Our guide picked us up in the morning in Christchurch to begin a two week guided hiking tour of the South Island of New Zealand. The agenda for the first day was to cross the Southern Alps at Arthur’s Pass, and to arrive in Punakaiki on the West Coast by the end of the day.
The South Island is about 500 miles long, and 150ish miles wide, with steep mountains along the west coast. The mountains create a rain shadow for the eastern part of the island. We were on our way to experience the rain forests and wetter climate of the west coast.
Our first hiking stop was Castle Hill. We walked up the hill and through the maze of giant, weirdly eroded limestone boulders and knobs that standout in the landscape.
We learned early on that most of the wildflowers we would see are non-native, and considered weeds. (“If it’s pretty it’s a pest!”) The national effort to remove alien wildlife, both plants and animals, was an ongoing theme during our trip.
Wandering among the limestone boulders.
View back to the car park.
Hike #2 of 2020, 2.2 miles, 150 feet.
Arthur’s Pass National Park
We could see we were headed for clouds and rain as we continued west toward the mountains.
We stopped to look at the Waimakariri River, one of the largest of many broad, braided glacial outwash rivers that cross the eastern plains of the South Island.
We made a quick stop to view Devil’s Punchbowl Falls, 131 meters high.
Rain began as we drove through Arthur’s Pass.
One of many road preservation structures and roadworks we would see in this geologically active country.
Rata tree blooms – these are native!
Quintessential New Zealand green pastures with sheep and cows.
We reached the west coast near Kumara, then headed north to Punakaiki, admiring the beautiful beaches and lush green, misty slopes along the way. It had been a lovely first day of our tour.
Driving north along the west coast of the South Island of New Zealand.
West coast sun, clouds and beaches!

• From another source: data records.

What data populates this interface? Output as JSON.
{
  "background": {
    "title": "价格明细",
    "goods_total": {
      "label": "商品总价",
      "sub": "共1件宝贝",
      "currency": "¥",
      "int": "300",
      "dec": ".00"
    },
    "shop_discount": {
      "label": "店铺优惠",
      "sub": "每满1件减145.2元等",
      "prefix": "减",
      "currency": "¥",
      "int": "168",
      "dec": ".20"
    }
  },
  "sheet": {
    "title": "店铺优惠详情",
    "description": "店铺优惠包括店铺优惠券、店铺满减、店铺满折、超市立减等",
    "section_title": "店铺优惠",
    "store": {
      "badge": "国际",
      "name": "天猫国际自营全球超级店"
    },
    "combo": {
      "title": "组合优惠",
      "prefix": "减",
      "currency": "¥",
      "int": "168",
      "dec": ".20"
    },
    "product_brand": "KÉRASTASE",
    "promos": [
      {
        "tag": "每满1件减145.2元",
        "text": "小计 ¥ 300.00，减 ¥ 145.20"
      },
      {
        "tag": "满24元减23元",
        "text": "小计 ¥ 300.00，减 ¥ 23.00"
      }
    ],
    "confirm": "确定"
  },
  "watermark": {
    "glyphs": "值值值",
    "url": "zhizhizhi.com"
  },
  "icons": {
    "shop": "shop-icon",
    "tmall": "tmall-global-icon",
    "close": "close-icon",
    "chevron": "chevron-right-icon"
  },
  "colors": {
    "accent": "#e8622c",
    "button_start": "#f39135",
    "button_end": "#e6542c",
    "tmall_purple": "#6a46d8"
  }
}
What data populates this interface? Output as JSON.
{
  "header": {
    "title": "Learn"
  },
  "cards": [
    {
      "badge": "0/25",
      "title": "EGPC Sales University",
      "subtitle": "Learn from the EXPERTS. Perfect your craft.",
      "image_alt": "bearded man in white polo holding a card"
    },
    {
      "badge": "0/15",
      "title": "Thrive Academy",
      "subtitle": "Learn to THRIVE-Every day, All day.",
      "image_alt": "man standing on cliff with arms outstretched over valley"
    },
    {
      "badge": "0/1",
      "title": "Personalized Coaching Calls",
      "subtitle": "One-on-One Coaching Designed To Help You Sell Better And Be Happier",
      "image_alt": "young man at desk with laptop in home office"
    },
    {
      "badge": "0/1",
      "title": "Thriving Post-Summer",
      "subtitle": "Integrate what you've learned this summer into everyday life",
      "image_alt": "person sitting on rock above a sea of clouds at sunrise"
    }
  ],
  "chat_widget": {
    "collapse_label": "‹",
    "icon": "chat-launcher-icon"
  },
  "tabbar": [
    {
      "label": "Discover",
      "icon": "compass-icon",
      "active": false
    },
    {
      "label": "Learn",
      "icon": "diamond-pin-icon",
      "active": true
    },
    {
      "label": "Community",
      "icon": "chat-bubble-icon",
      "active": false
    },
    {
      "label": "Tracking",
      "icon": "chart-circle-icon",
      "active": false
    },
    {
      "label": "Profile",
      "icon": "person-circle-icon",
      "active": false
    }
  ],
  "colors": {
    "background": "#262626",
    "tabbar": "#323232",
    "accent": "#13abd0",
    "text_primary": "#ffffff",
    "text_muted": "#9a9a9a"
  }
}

Trip note: Our tour was with the New Zealand company Active Adventures. I have only good things to say about our experience with them. Amazingly, because of some last minute changes, we were the only two people on the first five days of our tour. We had been expecting up to twelve people, and instead we had a private tour, with an entire small bus and guide to ourselves. This is the first time we have taken this type of tour, and we were not sure what to expect, but we soon became good friends with our guide. We appreciated being able to simply enjoy the adventure without worrying about the logistics of meals and lodging, or the left-sided driving. As the trip went on, there were challenges from the weather, and we were very glad that our local, experienced guides could nimbly create alternative itineraries – more about that later.
Tomorrow we would explore the landscape around Punakaiki.